Dan Petersen, who was one of the nation’s leading safety consultants, often talked about measuring safety performance in terms of what we “don’t want to see happen.” Instead, he suggested measuring what we “want to see happen.” Many organizations are looking at leading indicators, or activities that can set the stage for good safety results. Trade groups like the Construction Users Roundtable (CURT) and the Construction Industry Institute (CII) are working to provide members with tools and measures to permeate the incident chain and, ultimately, get to the precursors that lead to incidents.

Achieving safety milestones means looking beyond the latest OSHA rate and comparing that with goals or targets — or even achieving zero. When safety leaders set goals to achieve zero incidents, it is important to be clear with those expectations. Should employees focus on zero OSHA cases, doctor/worker compensation cases, first aids or incidents? I suggest we achieve all of those. SafeMap CEO Corrie Pitzer gave a keynote address to Southern Company safety leaders where he challenged the audience with this thought: “When we become leaders of safety, we don’t think in numbers; we think with our hearts.”

In his work, “Pre-Accident Investigations — An Introduction to Organizational Safety,” human performance guru Dr. Todd Conklin remarks that safety is not the absence of incidents; safety is the presence of defenses. We have to think outside the box in terms of achieving zero safety incidents, particularly with regard to OSHA rates. As safety leaders, we need to be compelled to think about how we are managing safety processes and truly taking care of our employees.

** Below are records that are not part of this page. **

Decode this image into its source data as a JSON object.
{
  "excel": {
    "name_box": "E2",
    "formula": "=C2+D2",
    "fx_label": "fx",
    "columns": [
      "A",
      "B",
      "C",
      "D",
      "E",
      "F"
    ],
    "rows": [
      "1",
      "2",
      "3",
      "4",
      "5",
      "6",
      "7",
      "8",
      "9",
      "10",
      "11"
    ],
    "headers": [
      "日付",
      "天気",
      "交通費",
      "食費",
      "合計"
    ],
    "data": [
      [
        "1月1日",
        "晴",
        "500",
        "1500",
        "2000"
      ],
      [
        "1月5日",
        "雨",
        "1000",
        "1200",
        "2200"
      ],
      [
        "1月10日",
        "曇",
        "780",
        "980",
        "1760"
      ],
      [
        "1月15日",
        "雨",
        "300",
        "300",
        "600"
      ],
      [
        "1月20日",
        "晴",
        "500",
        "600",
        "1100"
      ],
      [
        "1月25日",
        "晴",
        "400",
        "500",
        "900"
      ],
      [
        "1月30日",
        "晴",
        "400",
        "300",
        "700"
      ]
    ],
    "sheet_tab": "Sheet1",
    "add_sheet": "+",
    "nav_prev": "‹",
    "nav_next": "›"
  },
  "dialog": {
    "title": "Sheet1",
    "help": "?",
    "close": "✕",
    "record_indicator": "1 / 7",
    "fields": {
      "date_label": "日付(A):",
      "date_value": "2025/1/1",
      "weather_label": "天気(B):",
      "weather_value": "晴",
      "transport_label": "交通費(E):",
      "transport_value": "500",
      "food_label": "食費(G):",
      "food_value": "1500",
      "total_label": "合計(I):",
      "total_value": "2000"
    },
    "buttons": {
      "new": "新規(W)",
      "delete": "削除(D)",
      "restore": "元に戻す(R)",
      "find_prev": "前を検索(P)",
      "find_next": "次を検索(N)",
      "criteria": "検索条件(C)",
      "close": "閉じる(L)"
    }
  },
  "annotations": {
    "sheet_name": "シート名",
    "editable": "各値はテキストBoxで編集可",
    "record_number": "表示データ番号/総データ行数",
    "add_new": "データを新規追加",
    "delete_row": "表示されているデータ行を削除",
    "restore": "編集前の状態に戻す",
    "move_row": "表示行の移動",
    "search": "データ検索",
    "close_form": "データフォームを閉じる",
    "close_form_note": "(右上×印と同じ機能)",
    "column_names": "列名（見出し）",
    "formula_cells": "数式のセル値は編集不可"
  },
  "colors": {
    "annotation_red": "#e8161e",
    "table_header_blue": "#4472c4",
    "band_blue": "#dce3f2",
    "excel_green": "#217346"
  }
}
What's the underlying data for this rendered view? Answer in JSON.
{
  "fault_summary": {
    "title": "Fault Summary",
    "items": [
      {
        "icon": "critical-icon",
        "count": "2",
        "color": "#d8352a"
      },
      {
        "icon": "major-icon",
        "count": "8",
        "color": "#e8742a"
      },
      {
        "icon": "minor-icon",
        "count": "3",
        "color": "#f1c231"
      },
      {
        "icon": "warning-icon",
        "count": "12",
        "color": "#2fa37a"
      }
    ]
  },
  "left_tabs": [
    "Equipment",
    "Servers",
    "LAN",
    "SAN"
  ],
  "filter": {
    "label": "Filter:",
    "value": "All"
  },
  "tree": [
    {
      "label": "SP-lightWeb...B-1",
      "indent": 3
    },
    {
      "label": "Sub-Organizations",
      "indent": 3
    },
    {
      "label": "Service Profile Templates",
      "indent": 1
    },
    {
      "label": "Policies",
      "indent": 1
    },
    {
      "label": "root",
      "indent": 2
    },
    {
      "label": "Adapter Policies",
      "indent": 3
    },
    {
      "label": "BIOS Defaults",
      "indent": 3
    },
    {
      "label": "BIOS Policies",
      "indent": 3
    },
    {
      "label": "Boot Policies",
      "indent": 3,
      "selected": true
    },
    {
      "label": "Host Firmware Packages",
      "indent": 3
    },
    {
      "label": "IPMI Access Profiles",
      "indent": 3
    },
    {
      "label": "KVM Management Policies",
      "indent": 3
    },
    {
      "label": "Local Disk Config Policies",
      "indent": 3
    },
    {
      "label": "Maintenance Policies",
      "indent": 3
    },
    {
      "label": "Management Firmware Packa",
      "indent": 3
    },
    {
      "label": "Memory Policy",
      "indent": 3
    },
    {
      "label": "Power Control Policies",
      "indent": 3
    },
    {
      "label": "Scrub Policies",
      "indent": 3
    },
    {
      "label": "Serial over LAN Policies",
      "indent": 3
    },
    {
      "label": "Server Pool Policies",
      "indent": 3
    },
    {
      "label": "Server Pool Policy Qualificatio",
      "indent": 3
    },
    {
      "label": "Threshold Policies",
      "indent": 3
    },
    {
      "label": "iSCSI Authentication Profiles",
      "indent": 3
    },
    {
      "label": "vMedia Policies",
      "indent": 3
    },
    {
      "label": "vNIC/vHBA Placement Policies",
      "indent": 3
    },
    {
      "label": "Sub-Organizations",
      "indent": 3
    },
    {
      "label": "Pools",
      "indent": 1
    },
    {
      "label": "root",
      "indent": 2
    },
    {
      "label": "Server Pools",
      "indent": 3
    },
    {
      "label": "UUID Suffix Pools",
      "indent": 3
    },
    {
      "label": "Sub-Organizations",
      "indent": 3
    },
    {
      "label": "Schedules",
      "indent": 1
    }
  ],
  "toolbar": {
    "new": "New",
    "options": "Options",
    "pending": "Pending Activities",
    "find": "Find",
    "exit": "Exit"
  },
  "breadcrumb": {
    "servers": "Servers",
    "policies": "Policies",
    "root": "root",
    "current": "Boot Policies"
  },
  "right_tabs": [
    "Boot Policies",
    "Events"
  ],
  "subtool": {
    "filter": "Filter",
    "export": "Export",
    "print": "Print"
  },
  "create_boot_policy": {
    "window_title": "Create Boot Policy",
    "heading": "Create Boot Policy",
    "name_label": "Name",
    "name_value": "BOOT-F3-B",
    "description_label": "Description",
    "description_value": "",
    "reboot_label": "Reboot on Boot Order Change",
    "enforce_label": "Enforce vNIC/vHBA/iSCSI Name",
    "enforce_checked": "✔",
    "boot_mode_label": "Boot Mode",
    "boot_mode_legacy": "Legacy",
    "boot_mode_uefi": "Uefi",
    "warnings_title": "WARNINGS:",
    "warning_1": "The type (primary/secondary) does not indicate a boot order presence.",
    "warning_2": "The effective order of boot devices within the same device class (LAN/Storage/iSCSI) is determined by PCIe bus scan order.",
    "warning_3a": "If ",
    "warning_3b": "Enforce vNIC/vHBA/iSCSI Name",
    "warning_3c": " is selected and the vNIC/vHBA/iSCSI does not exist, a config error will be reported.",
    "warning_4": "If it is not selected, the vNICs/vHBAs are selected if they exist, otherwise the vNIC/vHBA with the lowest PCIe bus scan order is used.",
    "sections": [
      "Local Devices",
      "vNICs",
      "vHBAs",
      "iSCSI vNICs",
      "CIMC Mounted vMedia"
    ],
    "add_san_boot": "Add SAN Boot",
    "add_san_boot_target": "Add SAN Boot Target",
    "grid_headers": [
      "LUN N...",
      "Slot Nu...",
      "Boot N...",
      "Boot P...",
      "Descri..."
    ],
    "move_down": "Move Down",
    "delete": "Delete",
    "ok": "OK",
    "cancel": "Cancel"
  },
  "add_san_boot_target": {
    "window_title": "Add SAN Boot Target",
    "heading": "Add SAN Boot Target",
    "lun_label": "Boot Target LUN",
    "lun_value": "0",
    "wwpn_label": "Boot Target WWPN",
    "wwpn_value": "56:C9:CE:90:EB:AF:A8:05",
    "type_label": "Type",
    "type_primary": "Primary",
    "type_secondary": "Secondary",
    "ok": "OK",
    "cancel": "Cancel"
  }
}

Bob Fitzgerald serves as Manager – Project Safety and Health, Engineering and Construction Services for Southern Company located in Birmingham, Alabama, and is an active member of CII’s Safety Community of Practice.

Date posted: February 25, 2014